Commingled funds are generally known to reduce the costs of managing multiple assets and funds. Such funds are generally meant for institutionalized investments, such as pension funds and other foundations. However, you can also become an individual investor. Let's learn more about what a commingled fund is, how it works, and its major pros and cons.
A commingled fund is also known as a pooled fund. It pools the investments of multiple individuals, organizations, or institutions into one fund. This fund is managed by an experienced investment manager or a group of managers.
Start Investing with Free Expert Advice!
People with connections to the first group of investors, such as company executives, can invest after the first group of investors creates a commingled fund.
Before investing, you should understand the goals of a commingled fund and look into concerns about liquidity after understanding the definition of commingled funds. Since they are difficult to remove, commingled funds are inadequate for short-term investing.
Some of the advantages of the commingled fund are as follows:
A commingled fund allows a consultant, money manager, or team of managers to merge their proposals into one account. This reduces the need for hundreds of accounts. It can be beneficial to both the advisor and the customer.
The management and funding expenses of working with a single team of managers are split among investors. Investing in this manner effectively saves investors' money.
Aside from the cost-effective nature, commingled funds come with diverse assets. When you compare the diversified assets, you will notice notably less market risk in your investments than individual large-cap equities.
The best investing methods for a commingled fund are determined by a variety of factors, including the fund's goals, tolerance for risk, time frame, and target investors. Some of the popular methods are: -
It is the process of spreading assets over broad types of assets, sectors, and locations in order to decrease risk and maximize rewards.
It is the process of allocating funds to various categories of assets (stocks, real estate, bonds, and so on) based on their predicted return and risk attributes.
Value investing is the identification of undervalued resources with the hope that their value will rise over time.
Investing in commingled funds continues to be beneficial. Yet, they don't come without limitations.
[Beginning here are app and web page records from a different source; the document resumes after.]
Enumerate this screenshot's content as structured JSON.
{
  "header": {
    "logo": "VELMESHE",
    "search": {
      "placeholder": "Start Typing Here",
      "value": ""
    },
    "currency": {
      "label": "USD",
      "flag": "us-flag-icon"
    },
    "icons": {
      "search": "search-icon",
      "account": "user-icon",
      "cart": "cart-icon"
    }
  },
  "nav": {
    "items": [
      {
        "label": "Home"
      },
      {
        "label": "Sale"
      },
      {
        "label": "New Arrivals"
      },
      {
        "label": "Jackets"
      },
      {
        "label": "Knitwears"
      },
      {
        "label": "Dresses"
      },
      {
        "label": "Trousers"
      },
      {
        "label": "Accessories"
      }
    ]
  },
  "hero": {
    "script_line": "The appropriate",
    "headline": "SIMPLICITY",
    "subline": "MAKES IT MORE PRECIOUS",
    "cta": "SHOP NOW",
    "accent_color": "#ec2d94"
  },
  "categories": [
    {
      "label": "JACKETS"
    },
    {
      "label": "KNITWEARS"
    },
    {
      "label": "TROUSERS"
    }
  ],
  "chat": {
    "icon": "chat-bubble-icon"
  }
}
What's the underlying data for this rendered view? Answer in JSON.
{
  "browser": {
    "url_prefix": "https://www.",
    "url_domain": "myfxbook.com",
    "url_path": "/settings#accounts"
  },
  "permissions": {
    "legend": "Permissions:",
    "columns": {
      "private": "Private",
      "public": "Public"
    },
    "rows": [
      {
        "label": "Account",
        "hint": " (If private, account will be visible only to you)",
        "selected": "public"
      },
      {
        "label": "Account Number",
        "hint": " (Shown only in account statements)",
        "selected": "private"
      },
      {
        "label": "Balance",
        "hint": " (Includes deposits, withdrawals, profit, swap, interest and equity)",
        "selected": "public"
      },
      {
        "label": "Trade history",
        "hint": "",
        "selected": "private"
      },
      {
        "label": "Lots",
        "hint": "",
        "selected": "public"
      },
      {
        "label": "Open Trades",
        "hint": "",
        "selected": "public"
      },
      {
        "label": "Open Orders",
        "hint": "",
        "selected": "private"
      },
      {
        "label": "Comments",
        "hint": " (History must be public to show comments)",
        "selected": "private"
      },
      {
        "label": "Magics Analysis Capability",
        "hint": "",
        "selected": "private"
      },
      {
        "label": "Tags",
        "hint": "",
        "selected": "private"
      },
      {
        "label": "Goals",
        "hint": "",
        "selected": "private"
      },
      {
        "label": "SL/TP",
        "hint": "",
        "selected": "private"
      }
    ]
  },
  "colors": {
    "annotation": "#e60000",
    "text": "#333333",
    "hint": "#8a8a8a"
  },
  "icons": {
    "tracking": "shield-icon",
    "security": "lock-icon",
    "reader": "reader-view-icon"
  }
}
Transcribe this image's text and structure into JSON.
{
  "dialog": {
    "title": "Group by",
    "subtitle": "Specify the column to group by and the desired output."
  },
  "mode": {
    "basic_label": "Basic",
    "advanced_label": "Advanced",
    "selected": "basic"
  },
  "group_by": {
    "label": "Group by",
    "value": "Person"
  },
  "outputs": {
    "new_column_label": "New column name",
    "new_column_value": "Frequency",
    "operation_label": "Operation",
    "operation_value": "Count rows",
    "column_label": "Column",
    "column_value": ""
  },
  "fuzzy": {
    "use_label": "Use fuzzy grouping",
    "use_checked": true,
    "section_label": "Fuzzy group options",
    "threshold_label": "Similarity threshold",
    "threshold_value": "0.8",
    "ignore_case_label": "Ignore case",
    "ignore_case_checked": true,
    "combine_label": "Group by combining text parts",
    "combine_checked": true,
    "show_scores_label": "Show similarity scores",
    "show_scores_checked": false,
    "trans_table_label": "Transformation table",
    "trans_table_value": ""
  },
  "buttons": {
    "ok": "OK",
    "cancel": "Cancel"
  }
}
The investor's aim and risk tolerance should be considered while investing in such funds. Moreover, investors must confirm that their goals and risk tolerance match those of the fund.